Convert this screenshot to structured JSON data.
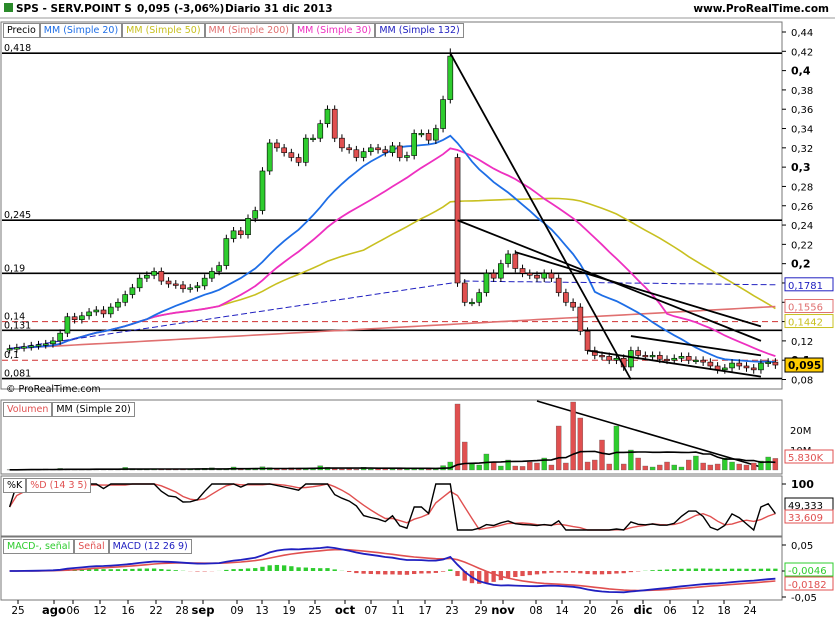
{
  "header": {
    "symbol_line": "SPS - SERV.POINT S",
    "price_change": "0,095 (-3,06%)",
    "period_date": "Diario  31 dic 2013",
    "site": "www.ProRealTime.com"
  },
  "watermark": "© ProRealTime.com",
  "price_legend": [
    "Precio",
    "MM (Simple 20)",
    "MM (Simple 50)",
    "MM (Simple 200)",
    "MM (Simple 30)",
    "MM (Simple 132)"
  ],
  "volume_legend": [
    "Volumen",
    "MM (Simple 20)"
  ],
  "stoch_legend": [
    "%K",
    "%D (14 3 5)"
  ],
  "macd_legend": [
    "MACD-, señal",
    "Señal",
    "MACD (12 26 9)"
  ],
  "colors": {
    "up": "#2ecc2e",
    "down": "#e05050",
    "ma20": "#1e6ee6",
    "ma50": "#c8c020",
    "ma200": "#e07070",
    "ma30": "#ee30c0",
    "ma132": "#2020c0",
    "trend": "#000000"
  },
  "chart_data": [
    {
      "type": "candlestick",
      "panel": "price",
      "ylim": [
        0.08,
        0.44
      ],
      "y_ticks": [
        "0,44",
        "0,42",
        "0,4",
        "0,38",
        "0,36",
        "0,34",
        "0,32",
        "0,3",
        "0,28",
        "0,26",
        "0,24",
        "0,22",
        "0,2",
        "0,18",
        "0,16",
        "0,14",
        "0,12",
        "0,1",
        "0,08"
      ],
      "x_tick_labels": [
        "25",
        "ago",
        "06",
        "12",
        "16",
        "22",
        "28",
        "sep",
        "09",
        "13",
        "19",
        "25",
        "oct",
        "07",
        "11",
        "17",
        "23",
        "29",
        "nov",
        "08",
        "14",
        "20",
        "26",
        "dic",
        "06",
        "12",
        "18",
        "24"
      ],
      "horizontal_levels": [
        {
          "label": "0,418",
          "value": 0.418
        },
        {
          "label": "0,245",
          "value": 0.245
        },
        {
          "label": "0,19",
          "value": 0.19
        },
        {
          "label": "0,14",
          "value": 0.14
        },
        {
          "label": "0,131",
          "value": 0.131
        },
        {
          "label": "0,1",
          "value": 0.1
        },
        {
          "label": "0,081",
          "value": 0.081
        }
      ],
      "value_tags": [
        {
          "label": "0,1781",
          "value": 0.1781,
          "series": "MM (Simple 132)"
        },
        {
          "label": "0,1556",
          "value": 0.1556,
          "series": "MM (Simple 200)"
        },
        {
          "label": "0,1442",
          "value": 0.1442,
          "series": "MM (Simple 50)"
        },
        {
          "label": "0,095",
          "value": 0.095,
          "series": "Precio"
        }
      ],
      "close": [
        0.112,
        0.113,
        0.114,
        0.115,
        0.116,
        0.117,
        0.12,
        0.128,
        0.145,
        0.142,
        0.146,
        0.15,
        0.152,
        0.148,
        0.155,
        0.16,
        0.168,
        0.175,
        0.185,
        0.188,
        0.192,
        0.182,
        0.179,
        0.178,
        0.174,
        0.175,
        0.177,
        0.185,
        0.192,
        0.198,
        0.226,
        0.234,
        0.23,
        0.247,
        0.255,
        0.296,
        0.325,
        0.32,
        0.315,
        0.31,
        0.305,
        0.33,
        0.33,
        0.345,
        0.36,
        0.33,
        0.32,
        0.318,
        0.31,
        0.316,
        0.32,
        0.318,
        0.315,
        0.322,
        0.31,
        0.312,
        0.335,
        0.335,
        0.328,
        0.34,
        0.37,
        0.415,
        0.18,
        0.16,
        0.16,
        0.17,
        0.19,
        0.185,
        0.2,
        0.21,
        0.195,
        0.19,
        0.188,
        0.185,
        0.19,
        0.185,
        0.17,
        0.16,
        0.155,
        0.13,
        0.11,
        0.105,
        0.104,
        0.1,
        0.102,
        0.093,
        0.11,
        0.105,
        0.104,
        0.105,
        0.101,
        0.1,
        0.102,
        0.104,
        0.1,
        0.1,
        0.098,
        0.094,
        0.09,
        0.092,
        0.097,
        0.094,
        0.092,
        0.09,
        0.097,
        0.098,
        0.095
      ],
      "series": [
        {
          "name": "MM (Simple 20)"
        },
        {
          "name": "MM (Simple 50)"
        },
        {
          "name": "MM (Simple 200)"
        },
        {
          "name": "MM (Simple 30)"
        },
        {
          "name": "MM (Simple 132)"
        }
      ]
    },
    {
      "type": "bar",
      "panel": "volume",
      "y_ticks": [
        "20M",
        "10M"
      ],
      "value_tags": [
        {
          "label": "5.830K",
          "value": 5830000
        }
      ],
      "values_m": [
        0.1,
        0.1,
        0.2,
        0.3,
        0.2,
        0.5,
        0.3,
        0.8,
        0.6,
        0.4,
        0.5,
        0.3,
        0.6,
        0.5,
        0.4,
        0.4,
        1.3,
        0.7,
        0.5,
        0.6,
        0.4,
        0.5,
        0.4,
        0.3,
        0.4,
        0.5,
        0.4,
        0.9,
        1.1,
        0.6,
        0.7,
        1.5,
        0.9,
        0.6,
        0.8,
        1.6,
        1.2,
        0.8,
        0.7,
        1.1,
        0.6,
        0.9,
        1.0,
        2.1,
        1.3,
        0.6,
        0.5,
        0.7,
        0.4,
        1.4,
        0.5,
        0.6,
        0.8,
        0.5,
        0.4,
        1.0,
        0.8,
        0.9,
        0.5,
        0.9,
        2.2,
        4.0,
        33.0,
        14.0,
        3.0,
        2.5,
        8.0,
        4.0,
        2.0,
        5.0,
        2.0,
        1.8,
        4.0,
        3.5,
        6.0,
        2.5,
        22.0,
        3.5,
        34.0,
        26.0,
        4.0,
        5.0,
        15.0,
        3.0,
        22.0,
        3.0,
        10.0,
        6.0,
        2.0,
        1.5,
        2.5,
        4.0,
        2.5,
        1.5,
        5.0,
        7.0,
        3.5,
        2.5,
        3.0,
        6.0,
        4.0,
        3.0,
        2.5,
        3.5,
        4.5,
        6.5,
        5.8
      ]
    },
    {
      "type": "line",
      "panel": "stochastic",
      "y_ticks": [
        "100"
      ],
      "value_tags": [
        {
          "label": "49,333",
          "value": 49.333
        },
        {
          "label": "33,609",
          "value": 33.609
        }
      ],
      "series": [
        {
          "name": "%K"
        },
        {
          "name": "%D (14 3 5)"
        }
      ]
    },
    {
      "type": "line",
      "panel": "macd",
      "y_ticks": [
        "0,05",
        "0",
        "-0,05"
      ],
      "value_tags": [
        {
          "label": "-0,0046",
          "value": -0.0046
        },
        {
          "label": "-0,0182",
          "value": -0.0182
        }
      ],
      "series": [
        {
          "name": "MACD-, señal"
        },
        {
          "name": "Señal"
        },
        {
          "name": "MACD (12 26 9)"
        }
      ]
    }
  ]
}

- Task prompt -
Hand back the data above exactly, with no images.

- Written solution -
Convert this screenshot to structured JSON data.
{
  "header": {
    "symbol_line": "SPS - SERV.POINT S",
    "price_change": "0,095 (-3,06%)",
    "period_date": "Diario  31 dic 2013",
    "site": "www.ProRealTime.com"
  },
  "watermark": "© ProRealTime.com",
  "price_legend": [
    "Precio",
    "MM (Simple 20)",
    "MM (Simple 50)",
    "MM (Simple 200)",
    "MM (Simple 30)",
    "MM (Simple 132)"
  ],
  "volume_legend": [
    "Volumen",
    "MM (Simple 20)"
  ],
  "stoch_legend": [
    "%K",
    "%D (14 3 5)"
  ],
  "macd_legend": [
    "MACD-, señal",
    "Señal",
    "MACD (12 26 9)"
  ],
  "colors": {
    "up": "#2ecc2e",
    "down": "#e05050",
    "ma20": "#1e6ee6",
    "ma50": "#c8c020",
    "ma200": "#e07070",
    "ma30": "#ee30c0",
    "ma132": "#2020c0",
    "trend": "#000000"
  },
  "chart_data": [
    {
      "type": "candlestick",
      "panel": "price",
      "ylim": [
        0.08,
        0.44
      ],
      "y_ticks": [
        "0,44",
        "0,42",
        "0,4",
        "0,38",
        "0,36",
        "0,34",
        "0,32",
        "0,3",
        "0,28",
        "0,26",
        "0,24",
        "0,22",
        "0,2",
        "0,18",
        "0,16",
        "0,14",
        "0,12",
        "0,1",
        "0,08"
      ],
      "x_tick_labels": [
        "25",
        "ago",
        "06",
        "12",
        "16",
        "22",
        "28",
        "sep",
        "09",
        "13",
        "19",
        "25",
        "oct",
        "07",
        "11",
        "17",
        "23",
        "29",
        "nov",
        "08",
        "14",
        "20",
        "26",
        "dic",
        "06",
        "12",
        "18",
        "24"
      ],
      "horizontal_levels": [
        {
          "label": "0,418",
          "value": 0.418
        },
        {
          "label": "0,245",
          "value": 0.245
        },
        {
          "label": "0,19",
          "value": 0.19
        },
        {
          "label": "0,14",
          "value": 0.14
        },
        {
          "label": "0,131",
          "value": 0.131
        },
        {
          "label": "0,1",
          "value": 0.1
        },
        {
          "label": "0,081",
          "value": 0.081
        }
      ],
      "value_tags": [
        {
          "label": "0,1781",
          "value": 0.1781,
          "series": "MM (Simple 132)"
        },
        {
          "label": "0,1556",
          "value": 0.1556,
          "series": "MM (Simple 200)"
        },
        {
          "label": "0,1442",
          "value": 0.1442,
          "series": "MM (Simple 50)"
        },
        {
          "label": "0,095",
          "value": 0.095,
          "series": "Precio"
        }
      ],
      "close": [
        0.112,
        0.113,
        0.114,
        0.115,
        0.116,
        0.117,
        0.12,
        0.128,
        0.145,
        0.142,
        0.146,
        0.15,
        0.152,
        0.148,
        0.155,
        0.16,
        0.168,
        0.175,
        0.185,
        0.188,
        0.192,
        0.182,
        0.179,
        0.178,
        0.174,
        0.175,
        0.177,
        0.185,
        0.192,
        0.198,
        0.226,
        0.234,
        0.23,
        0.247,
        0.255,
        0.296,
        0.325,
        0.32,
        0.315,
        0.31,
        0.305,
        0.33,
        0.33,
        0.345,
        0.36,
        0.33,
        0.32,
        0.318,
        0.31,
        0.316,
        0.32,
        0.318,
        0.315,
        0.322,
        0.31,
        0.312,
        0.335,
        0.335,
        0.328,
        0.34,
        0.37,
        0.415,
        0.18,
        0.16,
        0.16,
        0.17,
        0.19,
        0.185,
        0.2,
        0.21,
        0.195,
        0.19,
        0.188,
        0.185,
        0.19,
        0.185,
        0.17,
        0.16,
        0.155,
        0.13,
        0.11,
        0.105,
        0.104,
        0.1,
        0.102,
        0.093,
        0.11,
        0.105,
        0.104,
        0.105,
        0.101,
        0.1,
        0.102,
        0.104,
        0.1,
        0.1,
        0.098,
        0.094,
        0.09,
        0.092,
        0.097,
        0.094,
        0.092,
        0.09,
        0.097,
        0.098,
        0.095
      ],
      "series": [
        {
          "name": "MM (Simple 20)"
        },
        {
          "name": "MM (Simple 50)"
        },
        {
          "name": "MM (Simple 200)"
        },
        {
          "name": "MM (Simple 30)"
        },
        {
          "name": "MM (Simple 132)"
        }
      ]
    },
    {
      "type": "bar",
      "panel": "volume",
      "y_ticks": [
        "20M",
        "10M"
      ],
      "value_tags": [
        {
          "label": "5.830K",
          "value": 5830000
        }
      ],
      "values_m": [
        0.1,
        0.1,
        0.2,
        0.3,
        0.2,
        0.5,
        0.3,
        0.8,
        0.6,
        0.4,
        0.5,
        0.3,
        0.6,
        0.5,
        0.4,
        0.4,
        1.3,
        0.7,
        0.5,
        0.6,
        0.4,
        0.5,
        0.4,
        0.3,
        0.4,
        0.5,
        0.4,
        0.9,
        1.1,
        0.6,
        0.7,
        1.5,
        0.9,
        0.6,
        0.8,
        1.6,
        1.2,
        0.8,
        0.7,
        1.1,
        0.6,
        0.9,
        1.0,
        2.1,
        1.3,
        0.6,
        0.5,
        0.7,
        0.4,
        1.4,
        0.5,
        0.6,
        0.8,
        0.5,
        0.4,
        1.0,
        0.8,
        0.9,
        0.5,
        0.9,
        2.2,
        4.0,
        33.0,
        14.0,
        3.0,
        2.5,
        8.0,
        4.0,
        2.0,
        5.0,
        2.0,
        1.8,
        4.0,
        3.5,
        6.0,
        2.5,
        22.0,
        3.5,
        34.0,
        26.0,
        4.0,
        5.0,
        15.0,
        3.0,
        22.0,
        3.0,
        10.0,
        6.0,
        2.0,
        1.5,
        2.5,
        4.0,
        2.5,
        1.5,
        5.0,
        7.0,
        3.5,
        2.5,
        3.0,
        6.0,
        4.0,
        3.0,
        2.5,
        3.5,
        4.5,
        6.5,
        5.8
      ]
    },
    {
      "type": "line",
      "panel": "stochastic",
      "y_ticks": [
        "100"
      ],
      "value_tags": [
        {
          "label": "49,333",
          "value": 49.333
        },
        {
          "label": "33,609",
          "value": 33.609
        }
      ],
      "series": [
        {
          "name": "%K"
        },
        {
          "name": "%D (14 3 5)"
        }
      ]
    },
    {
      "type": "line",
      "panel": "macd",
      "y_ticks": [
        "0,05",
        "0",
        "-0,05"
      ],
      "value_tags": [
        {
          "label": "-0,0046",
          "value": -0.0046
        },
        {
          "label": "-0,0182",
          "value": -0.0182
        }
      ],
      "series": [
        {
          "name": "MACD-, señal"
        },
        {
          "name": "Señal"
        },
        {
          "name": "MACD (12 26 9)"
        }
      ]
    }
  ]
}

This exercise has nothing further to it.